2000 Cheerios Dollar - 2000 Prototype Golden (Sacagawea) Dollar, FS-902

by: Dr. Ron Brown   |   Saturday, August 21, 2021   |   0 Comments

Treasures among Treasure

2000 Prototype Golden (Sacagawea) Dollar, FS-902

By Dr. Ron Brown


With rare exemption, I always write about coins I own. This article is no exception and from my ownership, I observed and learned a few things that I feel should be said again about this rare and very desirable variety.


Business Strike Reverse: note smooth appearance of neck and tail    Prototype Reverse: note feather texture of neck, wings and tail

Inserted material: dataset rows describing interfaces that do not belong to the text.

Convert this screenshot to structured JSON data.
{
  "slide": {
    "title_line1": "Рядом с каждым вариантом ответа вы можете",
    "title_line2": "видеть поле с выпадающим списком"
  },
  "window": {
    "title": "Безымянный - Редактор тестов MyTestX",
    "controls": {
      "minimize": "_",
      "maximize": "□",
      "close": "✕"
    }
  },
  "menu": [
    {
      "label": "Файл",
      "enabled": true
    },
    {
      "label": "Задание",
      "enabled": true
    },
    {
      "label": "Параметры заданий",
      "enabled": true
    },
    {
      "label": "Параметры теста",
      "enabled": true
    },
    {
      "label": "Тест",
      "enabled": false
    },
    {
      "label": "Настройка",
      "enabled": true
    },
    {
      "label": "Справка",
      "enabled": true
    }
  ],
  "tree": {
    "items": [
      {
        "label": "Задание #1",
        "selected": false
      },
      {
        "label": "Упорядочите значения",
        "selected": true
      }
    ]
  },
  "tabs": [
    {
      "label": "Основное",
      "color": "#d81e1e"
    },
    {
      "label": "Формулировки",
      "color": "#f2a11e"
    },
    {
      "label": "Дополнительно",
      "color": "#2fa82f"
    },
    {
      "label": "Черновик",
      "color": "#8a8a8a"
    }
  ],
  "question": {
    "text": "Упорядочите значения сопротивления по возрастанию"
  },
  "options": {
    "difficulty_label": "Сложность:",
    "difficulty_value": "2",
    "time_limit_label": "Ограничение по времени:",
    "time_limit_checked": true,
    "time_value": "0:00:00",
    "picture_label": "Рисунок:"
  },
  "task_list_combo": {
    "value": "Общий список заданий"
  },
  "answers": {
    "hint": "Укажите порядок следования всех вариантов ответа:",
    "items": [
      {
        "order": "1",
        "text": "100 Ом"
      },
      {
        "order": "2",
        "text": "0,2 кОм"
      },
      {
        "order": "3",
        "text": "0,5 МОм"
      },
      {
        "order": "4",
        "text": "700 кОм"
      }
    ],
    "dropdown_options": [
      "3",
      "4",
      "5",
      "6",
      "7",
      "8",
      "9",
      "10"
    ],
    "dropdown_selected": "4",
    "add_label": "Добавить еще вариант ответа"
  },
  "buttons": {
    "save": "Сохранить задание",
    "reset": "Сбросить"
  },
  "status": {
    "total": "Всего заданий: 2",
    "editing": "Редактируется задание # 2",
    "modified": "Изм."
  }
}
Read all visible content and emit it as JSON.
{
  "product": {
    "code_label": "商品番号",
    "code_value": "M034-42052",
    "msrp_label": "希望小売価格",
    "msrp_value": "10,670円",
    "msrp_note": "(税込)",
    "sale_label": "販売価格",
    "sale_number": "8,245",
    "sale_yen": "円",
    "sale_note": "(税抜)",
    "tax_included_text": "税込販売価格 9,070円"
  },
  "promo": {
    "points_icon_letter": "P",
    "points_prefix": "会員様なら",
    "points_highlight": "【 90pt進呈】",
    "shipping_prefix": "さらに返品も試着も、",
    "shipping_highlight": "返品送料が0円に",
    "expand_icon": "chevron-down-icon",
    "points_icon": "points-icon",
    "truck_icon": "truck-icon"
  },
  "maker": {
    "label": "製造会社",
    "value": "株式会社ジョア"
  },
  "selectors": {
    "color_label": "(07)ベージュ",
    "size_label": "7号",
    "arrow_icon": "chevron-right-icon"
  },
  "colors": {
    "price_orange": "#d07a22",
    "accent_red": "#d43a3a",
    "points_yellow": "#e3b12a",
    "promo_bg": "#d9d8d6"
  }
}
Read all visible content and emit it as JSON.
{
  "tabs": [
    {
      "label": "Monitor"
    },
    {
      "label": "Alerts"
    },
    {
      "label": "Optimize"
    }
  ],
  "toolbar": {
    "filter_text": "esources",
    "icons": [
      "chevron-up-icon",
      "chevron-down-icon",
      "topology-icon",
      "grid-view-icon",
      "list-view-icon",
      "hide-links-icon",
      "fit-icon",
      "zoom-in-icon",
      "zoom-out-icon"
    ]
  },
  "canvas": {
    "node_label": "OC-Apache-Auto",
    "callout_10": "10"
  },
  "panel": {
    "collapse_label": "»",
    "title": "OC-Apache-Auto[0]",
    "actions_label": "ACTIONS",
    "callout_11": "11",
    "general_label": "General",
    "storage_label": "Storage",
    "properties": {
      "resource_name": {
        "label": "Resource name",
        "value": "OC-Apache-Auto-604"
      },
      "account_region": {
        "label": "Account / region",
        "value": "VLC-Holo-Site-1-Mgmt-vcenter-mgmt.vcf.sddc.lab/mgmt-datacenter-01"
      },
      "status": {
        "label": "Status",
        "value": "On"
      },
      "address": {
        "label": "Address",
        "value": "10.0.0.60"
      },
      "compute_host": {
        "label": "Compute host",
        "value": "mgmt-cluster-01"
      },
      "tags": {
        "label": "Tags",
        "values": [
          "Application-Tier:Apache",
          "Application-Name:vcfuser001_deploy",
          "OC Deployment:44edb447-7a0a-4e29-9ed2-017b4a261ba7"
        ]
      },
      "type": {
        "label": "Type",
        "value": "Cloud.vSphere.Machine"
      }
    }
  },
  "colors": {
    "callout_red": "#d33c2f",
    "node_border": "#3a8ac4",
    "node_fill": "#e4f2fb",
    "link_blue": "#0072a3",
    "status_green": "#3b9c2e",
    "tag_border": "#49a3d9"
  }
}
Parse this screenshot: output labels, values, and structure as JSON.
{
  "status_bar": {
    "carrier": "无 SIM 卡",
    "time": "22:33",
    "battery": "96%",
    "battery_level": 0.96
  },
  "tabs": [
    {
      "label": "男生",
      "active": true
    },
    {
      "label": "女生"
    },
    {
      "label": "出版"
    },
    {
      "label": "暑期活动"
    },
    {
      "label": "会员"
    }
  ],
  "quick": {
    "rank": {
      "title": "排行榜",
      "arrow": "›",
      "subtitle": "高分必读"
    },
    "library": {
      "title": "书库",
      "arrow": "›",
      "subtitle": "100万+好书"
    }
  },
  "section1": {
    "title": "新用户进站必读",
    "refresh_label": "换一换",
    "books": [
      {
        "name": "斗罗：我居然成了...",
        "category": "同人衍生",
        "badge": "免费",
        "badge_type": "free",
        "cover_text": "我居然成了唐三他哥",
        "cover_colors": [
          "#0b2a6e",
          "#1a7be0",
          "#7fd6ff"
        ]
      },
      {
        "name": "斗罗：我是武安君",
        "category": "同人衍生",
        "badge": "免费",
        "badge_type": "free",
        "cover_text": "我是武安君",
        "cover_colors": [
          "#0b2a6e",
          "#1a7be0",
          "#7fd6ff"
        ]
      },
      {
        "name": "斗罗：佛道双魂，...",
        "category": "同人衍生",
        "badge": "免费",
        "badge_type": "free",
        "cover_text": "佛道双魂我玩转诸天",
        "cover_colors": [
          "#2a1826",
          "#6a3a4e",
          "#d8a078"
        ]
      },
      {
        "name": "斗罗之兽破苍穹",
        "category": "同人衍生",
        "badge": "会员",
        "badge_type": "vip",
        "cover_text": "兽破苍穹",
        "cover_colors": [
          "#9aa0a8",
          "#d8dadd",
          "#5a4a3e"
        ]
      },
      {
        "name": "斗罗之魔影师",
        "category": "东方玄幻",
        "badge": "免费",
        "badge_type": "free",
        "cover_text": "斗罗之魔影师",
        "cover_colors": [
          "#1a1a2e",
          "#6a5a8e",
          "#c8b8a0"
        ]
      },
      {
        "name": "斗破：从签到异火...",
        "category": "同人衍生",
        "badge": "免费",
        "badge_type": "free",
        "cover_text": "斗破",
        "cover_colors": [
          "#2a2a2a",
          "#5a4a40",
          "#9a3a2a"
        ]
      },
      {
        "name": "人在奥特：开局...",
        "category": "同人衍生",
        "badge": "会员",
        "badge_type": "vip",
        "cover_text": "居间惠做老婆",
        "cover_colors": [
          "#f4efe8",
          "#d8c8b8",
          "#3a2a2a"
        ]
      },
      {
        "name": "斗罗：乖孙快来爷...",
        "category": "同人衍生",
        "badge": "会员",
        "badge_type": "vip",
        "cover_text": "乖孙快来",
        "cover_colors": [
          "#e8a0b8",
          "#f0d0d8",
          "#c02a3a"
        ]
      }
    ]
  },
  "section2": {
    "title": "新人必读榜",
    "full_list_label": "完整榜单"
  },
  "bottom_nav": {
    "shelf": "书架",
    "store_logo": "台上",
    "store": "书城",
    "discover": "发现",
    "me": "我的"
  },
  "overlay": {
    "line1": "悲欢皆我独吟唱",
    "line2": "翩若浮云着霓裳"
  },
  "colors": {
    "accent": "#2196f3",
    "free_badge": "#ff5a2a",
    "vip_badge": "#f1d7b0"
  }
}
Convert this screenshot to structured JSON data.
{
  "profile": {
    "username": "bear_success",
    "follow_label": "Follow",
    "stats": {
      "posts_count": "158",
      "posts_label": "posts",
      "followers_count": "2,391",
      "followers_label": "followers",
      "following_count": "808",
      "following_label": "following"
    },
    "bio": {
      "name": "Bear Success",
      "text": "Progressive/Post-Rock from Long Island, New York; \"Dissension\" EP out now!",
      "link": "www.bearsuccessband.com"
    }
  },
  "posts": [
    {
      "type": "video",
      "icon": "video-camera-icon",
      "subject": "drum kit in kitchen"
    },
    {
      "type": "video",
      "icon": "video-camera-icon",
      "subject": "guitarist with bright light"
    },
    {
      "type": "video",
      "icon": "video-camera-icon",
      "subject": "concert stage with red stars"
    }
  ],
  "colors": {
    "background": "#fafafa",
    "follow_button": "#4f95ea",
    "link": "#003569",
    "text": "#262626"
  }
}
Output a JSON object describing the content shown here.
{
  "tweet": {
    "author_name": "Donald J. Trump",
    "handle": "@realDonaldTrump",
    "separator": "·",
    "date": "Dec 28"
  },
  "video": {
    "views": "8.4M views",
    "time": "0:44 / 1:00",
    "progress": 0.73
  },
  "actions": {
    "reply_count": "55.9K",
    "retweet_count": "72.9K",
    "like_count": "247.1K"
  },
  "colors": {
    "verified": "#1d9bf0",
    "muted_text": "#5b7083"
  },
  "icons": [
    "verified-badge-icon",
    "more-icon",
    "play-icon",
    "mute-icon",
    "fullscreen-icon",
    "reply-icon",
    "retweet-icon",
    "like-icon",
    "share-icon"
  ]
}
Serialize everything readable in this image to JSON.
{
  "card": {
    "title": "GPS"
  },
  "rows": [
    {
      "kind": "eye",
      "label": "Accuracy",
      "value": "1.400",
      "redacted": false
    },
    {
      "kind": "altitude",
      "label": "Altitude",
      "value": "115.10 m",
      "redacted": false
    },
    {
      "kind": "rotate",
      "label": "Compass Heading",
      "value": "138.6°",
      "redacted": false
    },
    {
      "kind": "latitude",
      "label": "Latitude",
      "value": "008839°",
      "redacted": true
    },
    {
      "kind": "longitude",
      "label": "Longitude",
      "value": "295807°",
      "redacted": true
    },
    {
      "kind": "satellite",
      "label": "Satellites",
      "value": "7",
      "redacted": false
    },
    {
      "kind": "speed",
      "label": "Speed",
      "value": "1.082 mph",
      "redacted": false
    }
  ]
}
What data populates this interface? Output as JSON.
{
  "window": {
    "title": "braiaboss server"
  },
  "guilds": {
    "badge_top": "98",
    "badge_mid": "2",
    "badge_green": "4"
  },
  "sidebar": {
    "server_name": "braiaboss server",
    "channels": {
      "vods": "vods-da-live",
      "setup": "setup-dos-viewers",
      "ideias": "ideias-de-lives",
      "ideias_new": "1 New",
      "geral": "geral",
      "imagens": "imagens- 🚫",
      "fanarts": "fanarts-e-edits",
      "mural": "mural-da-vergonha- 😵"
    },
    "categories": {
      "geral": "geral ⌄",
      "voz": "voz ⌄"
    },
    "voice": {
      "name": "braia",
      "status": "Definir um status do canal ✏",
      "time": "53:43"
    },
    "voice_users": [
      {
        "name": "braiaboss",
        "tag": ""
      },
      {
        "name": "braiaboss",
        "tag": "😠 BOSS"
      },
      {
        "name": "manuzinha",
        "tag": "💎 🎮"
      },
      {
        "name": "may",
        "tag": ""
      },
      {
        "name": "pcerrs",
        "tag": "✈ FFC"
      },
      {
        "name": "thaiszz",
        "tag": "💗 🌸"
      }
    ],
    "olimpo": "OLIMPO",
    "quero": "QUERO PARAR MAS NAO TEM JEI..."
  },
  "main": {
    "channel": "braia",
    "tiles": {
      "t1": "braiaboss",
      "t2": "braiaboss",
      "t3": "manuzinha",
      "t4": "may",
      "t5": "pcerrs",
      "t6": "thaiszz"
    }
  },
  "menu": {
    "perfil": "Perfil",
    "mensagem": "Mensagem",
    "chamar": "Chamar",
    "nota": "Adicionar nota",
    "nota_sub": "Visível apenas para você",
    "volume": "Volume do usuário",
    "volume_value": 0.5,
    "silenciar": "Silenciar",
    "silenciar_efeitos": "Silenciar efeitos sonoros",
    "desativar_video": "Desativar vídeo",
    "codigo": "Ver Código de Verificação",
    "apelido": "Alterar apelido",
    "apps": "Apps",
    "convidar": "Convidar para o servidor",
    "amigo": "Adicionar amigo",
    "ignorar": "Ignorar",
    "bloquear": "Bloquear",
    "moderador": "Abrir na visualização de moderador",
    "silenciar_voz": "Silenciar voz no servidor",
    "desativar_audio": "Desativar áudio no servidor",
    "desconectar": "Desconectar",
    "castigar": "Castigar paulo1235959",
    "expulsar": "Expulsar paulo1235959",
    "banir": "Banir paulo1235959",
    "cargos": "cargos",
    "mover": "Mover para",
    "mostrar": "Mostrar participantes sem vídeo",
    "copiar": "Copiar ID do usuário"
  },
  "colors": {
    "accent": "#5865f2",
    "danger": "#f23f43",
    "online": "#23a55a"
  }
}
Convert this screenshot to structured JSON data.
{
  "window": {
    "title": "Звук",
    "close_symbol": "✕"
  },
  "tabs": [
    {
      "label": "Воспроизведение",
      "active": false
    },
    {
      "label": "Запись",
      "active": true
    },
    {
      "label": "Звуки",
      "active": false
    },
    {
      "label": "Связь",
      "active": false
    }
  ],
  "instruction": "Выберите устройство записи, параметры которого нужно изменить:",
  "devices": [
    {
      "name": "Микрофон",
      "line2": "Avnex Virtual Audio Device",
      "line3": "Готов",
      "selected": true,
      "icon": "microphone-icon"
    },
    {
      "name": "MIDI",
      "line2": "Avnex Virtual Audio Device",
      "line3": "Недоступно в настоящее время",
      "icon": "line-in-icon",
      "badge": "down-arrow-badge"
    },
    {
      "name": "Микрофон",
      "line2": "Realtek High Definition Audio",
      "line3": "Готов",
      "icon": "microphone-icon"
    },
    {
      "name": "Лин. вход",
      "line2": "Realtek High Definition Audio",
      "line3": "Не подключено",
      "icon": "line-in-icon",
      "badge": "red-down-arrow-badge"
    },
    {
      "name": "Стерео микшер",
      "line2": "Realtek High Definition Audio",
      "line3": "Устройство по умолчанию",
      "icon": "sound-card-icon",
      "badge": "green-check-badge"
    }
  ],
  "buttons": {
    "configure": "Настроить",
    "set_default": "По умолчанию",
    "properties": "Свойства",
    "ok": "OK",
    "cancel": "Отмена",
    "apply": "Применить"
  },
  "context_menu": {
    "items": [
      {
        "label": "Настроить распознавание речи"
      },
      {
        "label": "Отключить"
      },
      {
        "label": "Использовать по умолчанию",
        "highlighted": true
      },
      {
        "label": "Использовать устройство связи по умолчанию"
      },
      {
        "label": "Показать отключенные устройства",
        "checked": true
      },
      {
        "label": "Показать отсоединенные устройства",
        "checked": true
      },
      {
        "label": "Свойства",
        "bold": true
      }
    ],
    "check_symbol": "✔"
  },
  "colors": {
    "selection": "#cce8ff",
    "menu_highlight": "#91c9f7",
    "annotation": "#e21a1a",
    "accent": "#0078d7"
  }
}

The year 2000 – the New Millennium was planned with much fanfare.  If you recall there were the dooms day prognosticators who foretold of the end of the world using the Y2K title to warn. Do you recall the computer tech guys who said all our systems would crash due to the computers and their programs only using two digit year designators and the New Year 2000 was never planned for? Even our appliances were supposed to fail. In Health Care, my profession, health departments around the country was forcing the industry to plan for major outages and make alternative plans and file a strategic plan with them. With rare exception all the planning and concern resulted in “Much to Do about Nothing”- a real a waste of money and precious time.

But one big change did realize – the United States Mint introduced a New Golden Dollar with the goal of the American populace embracing it over the old paper dollar bill. Great effort was put into place to make this a reality. TV ads ran, promotional items were issued, all with the goal of the public to embrace these new coins. By early January 2000, this being before they were available anywhere else, Walmart, Sam’s Club and the General Mills partnered with the U.S. Mints promotion and had the coins for distribution. Federal Reserve Banks did not begin shipping the coins until January 18, 2000. However this was not the only promotion as the mint partnered with many large retailers to issue the new “Golden Dollars” in change. Within this promotion, General Mills placed one Lincoln cent in every box of Cheerios and a Sacagawea dollar and cent inside every 2,000th box of the same. One detail not often mentioned is that in every 4,400th box, there was a certificate redeemable for $100 in the New Golden Dollar. I have always wondered if some of these might have been of the prototype variety.  An excerpt of the Mints press release is here below:



First Year 2000 Pennies and Dollar Coins in All Six Cheerios Brands This Week
Minneapolis, January 5, 2000 - The Millennium will arrive in mint condition - literally! Ten million newly minted Millennium Pennies - the first Lincoln cents stamped with the year 2000 - will be distributed inside boxes of all six varieties of Cheerios. The 10 million cereal boxes containing the Millennium Penny will appear on store shelves across the United States beginning this week.
Since general circulation of these coins is not expected to begin until February, this historic offer gives Americans a chance to get the new coins before they're widely available.
In addition to the penny, every 2,000th participating box in the Cheerios franchise will include one of the brand new, highly anticipated one-dollar gold-colored coins - the Golden Dollar - featuring the image of Native American heroine Sacagewea. Plus, every 4,400th box will contain a $100 prize in the form of a special certificate redeemable for 100 of the new Golden Dollars.


With the late discovery in 2005 of this Sacagawea variety, FS-902 - today not many collectors recall these cereal boxes



During the delivery of the coins, being sealed by the mint on the cards – obverse side up, any difference would not have been noticed on the reverse or down side. The inserted coins dated 2000 were placed on a card, obverse side up and shrink-wrapped – thus in keeping with the promotion of the year 2000 which the coins all showed. For some reason, the black card decorated with images of 2000-dated cents and dollar coins carry the “S” mint mark used on proof coins which neither of these coins would have. The packaging was titled “Cheerios”, and this moniker has been attached to the coins ever since.